La recolonizacion. Repsol en América Latina: invasion y resistencias. Marc Gavalda. 2003

Privatizacion de la industria petrolera en Bolivia. Trayectoria y efectos tributarios. Carlos Villegas Quiroga. 2004

Perfiles de la protesta - Politica y movimientos sociales en Bolivia. John Crabtree. 2005

ARUSKIPASIPXAASATAKI: el siglo XX y el Futuro del Pueblo Aymara. Waskar Ari Chachaki. 2001

Microgobiernos Barriales - Levantamiento de la ciudad de El Alto. Pablo Mamani. 2005

Disperdere il potere. Raul Zibechi. 2007

Mal de altura, Viaje a la Bolivia insurgente. Colectivo Situaciones 2005.

La guerra por el agua y por la vida. Ana Esther Cecea. 2004

Dignidad y juegos de poder en el tropico de Cochabamba. CASDEL.2002.

Repsol, quien es? que hace en Bolivia?. CEDIB. 2006

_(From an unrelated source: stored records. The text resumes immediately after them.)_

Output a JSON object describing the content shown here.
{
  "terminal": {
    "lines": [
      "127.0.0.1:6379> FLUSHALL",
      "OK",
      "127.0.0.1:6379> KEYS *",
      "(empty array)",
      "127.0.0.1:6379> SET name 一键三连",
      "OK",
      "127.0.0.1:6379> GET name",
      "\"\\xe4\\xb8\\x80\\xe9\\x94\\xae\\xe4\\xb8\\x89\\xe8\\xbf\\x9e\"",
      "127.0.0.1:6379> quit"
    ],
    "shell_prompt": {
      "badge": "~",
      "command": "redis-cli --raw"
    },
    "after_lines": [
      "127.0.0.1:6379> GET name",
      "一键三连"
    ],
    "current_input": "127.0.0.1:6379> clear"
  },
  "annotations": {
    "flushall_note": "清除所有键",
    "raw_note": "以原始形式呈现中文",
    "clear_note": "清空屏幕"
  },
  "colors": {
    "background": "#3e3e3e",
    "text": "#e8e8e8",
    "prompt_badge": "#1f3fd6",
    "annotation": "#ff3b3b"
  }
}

Juicio de responsabilidades a Gonzalo Sanchez de Lozada y sus colaboradores. Carovana Internazionali in Bolivia. 2005

First year of evo morales presidency. IWGIA. 2007


Geopolitica de los recursos naturales y acuerdos comerciales en sudamerica. FOBOMADE. 2005

El pachakuti ha empezado -Pachakutixa qalltiwa-. Si se pudo, si pueblo no es cojudo. Octubre de 2003 y las primeras acciones del presidente. Varios autores. Esteban Ticona Alejo, com. 2006.

Viaje a Repsolandia. Pozo a pozo por la Patagonia y Bolivia. Marc Gavalda. 2006

Impactos ambientales, sociales y culturales de REPSOL YPF enterritorio indigenas de Bolivia. Monitoreo indigena independiente del pueblo guaranì - APG-Itika Guasu, 2005.

Nacionalizacion de los hidrocarburos en Bolivia. La lucha de un pueblo por sus recursos narturales. M. Gandarillas, M. Tahbub y G. Rodrguez. 2008


Evo Morales nacionaliza por decreto el petróleo y el gas de Bolivia, M. Azcui, El Pais, 2/05/2006

Proyectos en gas y petróleo MÁS DE US$12.000 millones invertira Bolivia hasta 2019, D. Ramos, D. Oré, 07/07/2015

"Guerra del Gas", la insurgencia que cambió a Bolivia hace una década, La Razon, R. Burgoa, 16/10/2013

Other Documents

Demostration during the "Bolivian gas war" in 2003

Meta Information

ContributorLucie Greyl, Joan Martinez Alier & Talia Waldron
Last update29/12/2015



Demostration during the "Bolivian gas war" in 2003